(Dataset rows for apps and sites)
=== Section Start ===
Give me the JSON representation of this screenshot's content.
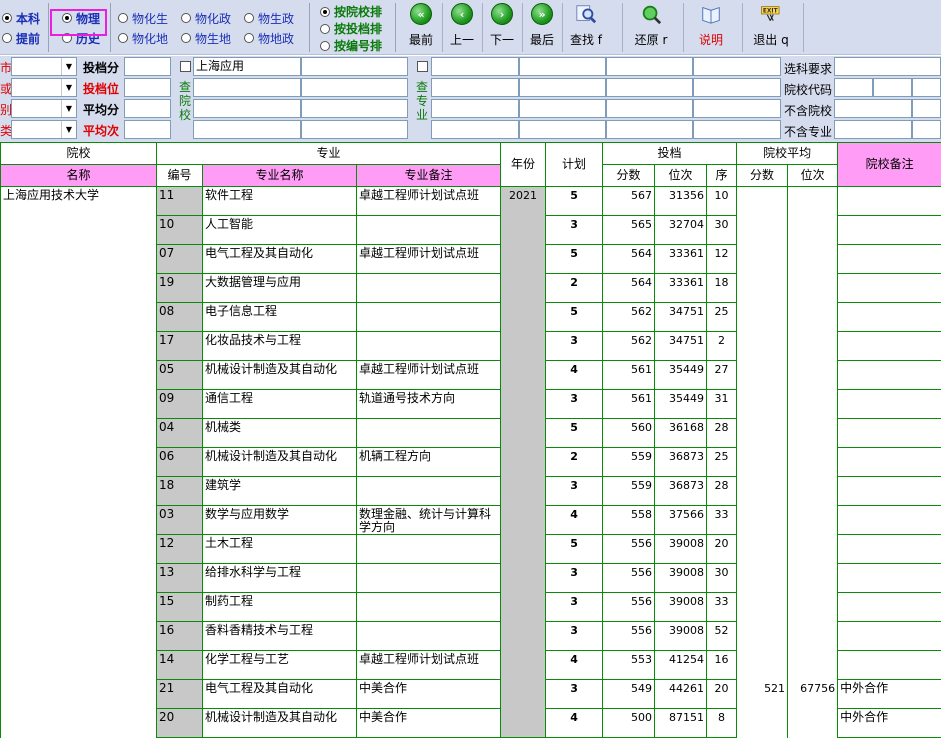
{
  "toolbar": {
    "batch": [
      {
        "label": "本科",
        "checked": true
      },
      {
        "label": "提前",
        "checked": false
      }
    ],
    "subject": [
      {
        "label": "物理",
        "checked": true
      },
      {
        "label": "历史",
        "checked": false
      }
    ],
    "combos": [
      {
        "label": "物化生",
        "checked": false
      },
      {
        "label": "物化地",
        "checked": false
      },
      {
        "label": "物化政",
        "checked": false
      },
      {
        "label": "物生地",
        "checked": false
      },
      {
        "label": "物生政",
        "checked": false
      },
      {
        "label": "物地政",
        "checked": false
      }
    ],
    "sort": [
      {
        "label": "按院校排",
        "checked": true
      },
      {
        "label": "按投档排",
        "checked": false
      },
      {
        "label": "按编号排",
        "checked": false
      }
    ],
    "buttons": {
      "first": "最前",
      "prev": "上一",
      "next": "下一",
      "last": "最后",
      "find": "查找 f",
      "restore": "还原 r",
      "help": "说明",
      "exit": "退出 q"
    }
  },
  "filter": {
    "left_labels": [
      "市",
      "或",
      "别",
      "类"
    ],
    "score_labels": [
      "投档分",
      "投档位",
      "平均分",
      "平均次"
    ],
    "school_query_label": "查院校",
    "major_query_label": "查专业",
    "school_query_value": "上海应用",
    "right_labels": [
      "选科要求",
      "院校代码",
      "不含院校",
      "不含专业"
    ]
  },
  "table": {
    "headers": {
      "school_group": "院校",
      "school_name": "名称",
      "major_group": "专业",
      "code": "编号",
      "major_name": "专业名称",
      "major_note": "专业备注",
      "year": "年份",
      "plan": "计划",
      "toudang": "投档",
      "score": "分数",
      "rank": "位次",
      "order": "序",
      "school_avg": "院校平均",
      "avg_score": "分数",
      "avg_rank": "位次",
      "school_note": "院校备注"
    },
    "school_name": "上海应用技术大学",
    "year": "2021",
    "rows": [
      {
        "code": "11",
        "name": "软件工程",
        "note": "卓越工程师计划试点班",
        "plan": "5",
        "score": "567",
        "rank": "31356",
        "order": "10",
        "avg_score": "",
        "avg_rank": "",
        "school_note": ""
      },
      {
        "code": "10",
        "name": "人工智能",
        "note": "",
        "plan": "3",
        "score": "565",
        "rank": "32704",
        "order": "30",
        "avg_score": "",
        "avg_rank": "",
        "school_note": ""
      },
      {
        "code": "07",
        "name": "电气工程及其自动化",
        "note": "卓越工程师计划试点班",
        "plan": "5",
        "score": "564",
        "rank": "33361",
        "order": "12",
        "avg_score": "",
        "avg_rank": "",
        "school_note": ""
      },
      {
        "code": "19",
        "name": "大数据管理与应用",
        "note": "",
        "plan": "2",
        "score": "564",
        "rank": "33361",
        "order": "18",
        "avg_score": "",
        "avg_rank": "",
        "school_note": ""
      },
      {
        "code": "08",
        "name": "电子信息工程",
        "note": "",
        "plan": "5",
        "score": "562",
        "rank": "34751",
        "order": "25",
        "avg_score": "",
        "avg_rank": "",
        "school_note": ""
      },
      {
        "code": "17",
        "name": "化妆品技术与工程",
        "note": "",
        "plan": "3",
        "score": "562",
        "rank": "34751",
        "order": "2",
        "avg_score": "",
        "avg_rank": "",
        "school_note": ""
      },
      {
        "code": "05",
        "name": "机械设计制造及其自动化",
        "note": "卓越工程师计划试点班",
        "plan": "4",
        "score": "561",
        "rank": "35449",
        "order": "27",
        "avg_score": "",
        "avg_rank": "",
        "school_note": ""
      },
      {
        "code": "09",
        "name": "通信工程",
        "note": "轨道通号技术方向",
        "plan": "3",
        "score": "561",
        "rank": "35449",
        "order": "31",
        "avg_score": "",
        "avg_rank": "",
        "school_note": ""
      },
      {
        "code": "04",
        "name": "机械类",
        "note": "",
        "plan": "5",
        "score": "560",
        "rank": "36168",
        "order": "28",
        "avg_score": "",
        "avg_rank": "",
        "school_note": ""
      },
      {
        "code": "06",
        "name": "机械设计制造及其自动化",
        "note": "机辆工程方向",
        "plan": "2",
        "score": "559",
        "rank": "36873",
        "order": "25",
        "avg_score": "",
        "avg_rank": "",
        "school_note": ""
      },
      {
        "code": "18",
        "name": "建筑学",
        "note": "",
        "plan": "3",
        "score": "559",
        "rank": "36873",
        "order": "28",
        "avg_score": "",
        "avg_rank": "",
        "school_note": ""
      },
      {
        "code": "03",
        "name": "数学与应用数学",
        "note": "数理金融、统计与计算科学方向",
        "plan": "4",
        "score": "558",
        "rank": "37566",
        "order": "33",
        "avg_score": "",
        "avg_rank": "",
        "school_note": ""
      },
      {
        "code": "12",
        "name": "土木工程",
        "note": "",
        "plan": "5",
        "score": "556",
        "rank": "39008",
        "order": "20",
        "avg_score": "",
        "avg_rank": "",
        "school_note": ""
      },
      {
        "code": "13",
        "name": "给排水科学与工程",
        "note": "",
        "plan": "3",
        "score": "556",
        "rank": "39008",
        "order": "30",
        "avg_score": "",
        "avg_rank": "",
        "school_note": ""
      },
      {
        "code": "15",
        "name": "制药工程",
        "note": "",
        "plan": "3",
        "score": "556",
        "rank": "39008",
        "order": "33",
        "avg_score": "",
        "avg_rank": "",
        "school_note": ""
      },
      {
        "code": "16",
        "name": "香料香精技术与工程",
        "note": "",
        "plan": "3",
        "score": "556",
        "rank": "39008",
        "order": "52",
        "avg_score": "",
        "avg_rank": "",
        "school_note": ""
      },
      {
        "code": "14",
        "name": "化学工程与工艺",
        "note": "卓越工程师计划试点班",
        "plan": "4",
        "score": "553",
        "rank": "41254",
        "order": "16",
        "avg_score": "",
        "avg_rank": "",
        "school_note": ""
      },
      {
        "code": "21",
        "name": "电气工程及其自动化",
        "note": "中美合作",
        "plan": "3",
        "score": "549",
        "rank": "44261",
        "order": "20",
        "avg_score": "521",
        "avg_rank": "67756",
        "school_note": "中外合作"
      },
      {
        "code": "20",
        "name": "机械设计制造及其自动化",
        "note": "中美合作",
        "plan": "4",
        "score": "500",
        "rank": "87151",
        "order": "8",
        "avg_score": "",
        "avg_rank": "",
        "school_note": "中外合作"
      }
    ]
  },
  "colors": {
    "toolbar_bg": "#d5dcee",
    "header_pink": "#ff9cf5",
    "grid_green": "#0a8a0a",
    "code_gray": "#c8c8c8",
    "highlight": "#e81ee0"
  }
}
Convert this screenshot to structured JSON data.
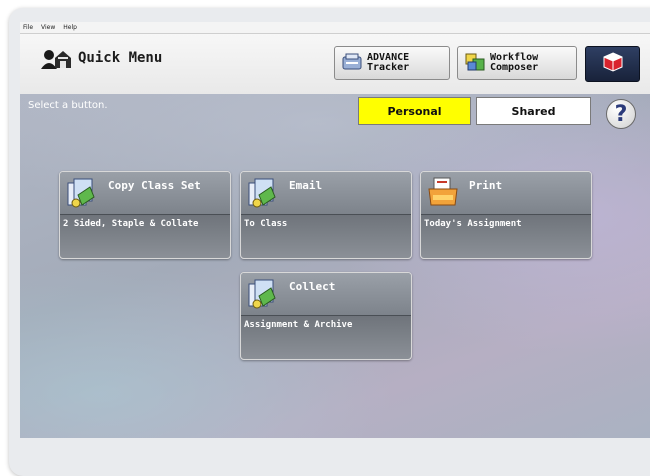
{
  "menubar": {
    "items": [
      "File",
      "View",
      "Help"
    ]
  },
  "header": {
    "title": "Quick Menu",
    "advance": {
      "line1": "ADVANCE",
      "line2": "Tracker"
    },
    "workflow": {
      "line1": "Workflow",
      "line2": "Composer"
    }
  },
  "main": {
    "instruction": "Select a button.",
    "toggle_personal": "Personal",
    "toggle_shared": "Shared",
    "help_symbol": "?",
    "tiles": [
      {
        "label": "Copy Class Set",
        "sub": "2 Sided, Staple & Collate",
        "icon": "copy-icon"
      },
      {
        "label": "Email",
        "sub": "To Class",
        "icon": "email-icon"
      },
      {
        "label": "Print",
        "sub": "Today's Assignment",
        "icon": "print-icon"
      },
      {
        "label": "Collect",
        "sub": "Assignment & Archive",
        "icon": "collect-icon"
      }
    ]
  },
  "colors": {
    "selected_toggle": "#ffff00",
    "tile_text": "#ffffff",
    "red_logo": "#d9232d"
  }
}
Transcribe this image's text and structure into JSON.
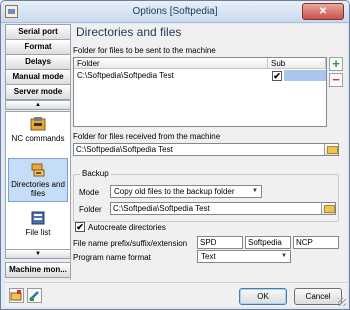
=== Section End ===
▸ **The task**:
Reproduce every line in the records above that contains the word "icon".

▸ **Written solution**:
        "icon": "copy-icon"
        "icon": "email-icon"
        "icon": "print-icon"
        "icon": "collect-icon"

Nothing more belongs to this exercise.